Your goal → Reproduce all the data exactly, without pictures.

** Opening Source information block **

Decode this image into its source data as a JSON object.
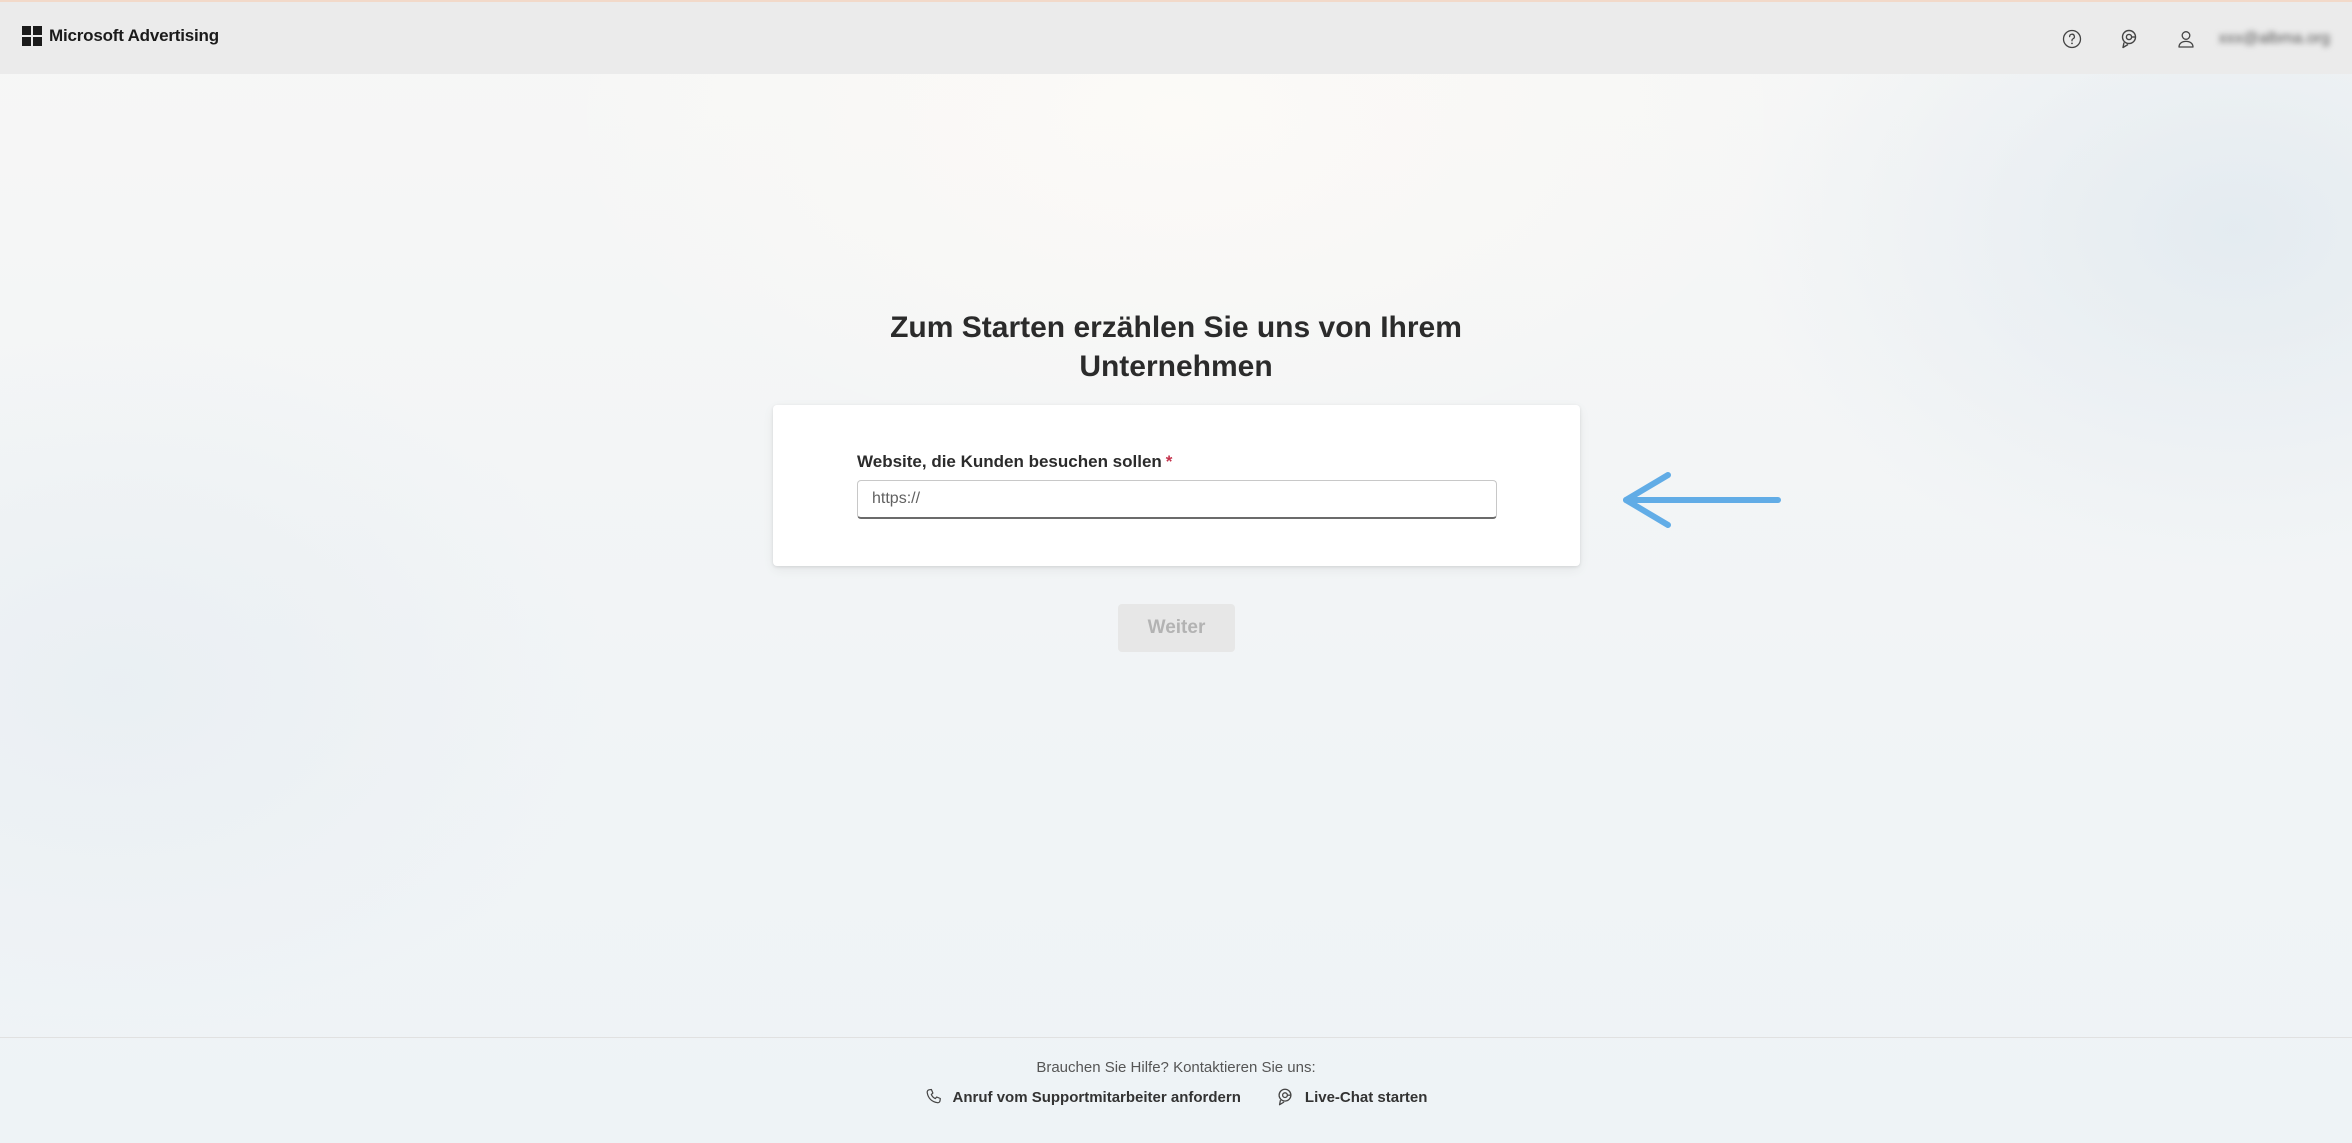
{
  "header": {
    "brand": "Microsoft Advertising",
    "icons": [
      "help-icon",
      "chat-support-icon",
      "user-icon"
    ],
    "user_email": "xxx@albma.org"
  },
  "main": {
    "title": "Zum Starten erzählen Sie uns von Ihrem Unternehmen",
    "form": {
      "website_label": "Website, die Kunden besuchen sollen",
      "required_marker": "*",
      "website_value": "",
      "website_placeholder": "https://"
    },
    "next_button": "Weiter"
  },
  "footer": {
    "help_text": "Brauchen Sie Hilfe? Kontaktieren Sie uns:",
    "call_link": "Anruf vom Supportmitarbeiter anfordern",
    "chat_link": "Live-Chat starten"
  },
  "colors": {
    "annotation_arrow": "#5aa9e6",
    "required": "#c4314b",
    "header_bg": "#ebebeb"
  }
}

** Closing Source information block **

Answer section →
Decode this image into its source data as a JSON object.
{
  "header": {
    "brand": "Microsoft Advertising",
    "icons": [
      "help-icon",
      "chat-support-icon",
      "user-icon"
    ],
    "user_email": "xxx@albma.org"
  },
  "main": {
    "title": "Zum Starten erzählen Sie uns von Ihrem Unternehmen",
    "form": {
      "website_label": "Website, die Kunden besuchen sollen",
      "required_marker": "*",
      "website_value": "",
      "website_placeholder": "https://"
    },
    "next_button": "Weiter"
  },
  "footer": {
    "help_text": "Brauchen Sie Hilfe? Kontaktieren Sie uns:",
    "call_link": "Anruf vom Supportmitarbeiter anfordern",
    "chat_link": "Live-Chat starten"
  },
  "colors": {
    "annotation_arrow": "#5aa9e6",
    "required": "#c4314b",
    "header_bg": "#ebebeb"
  }
}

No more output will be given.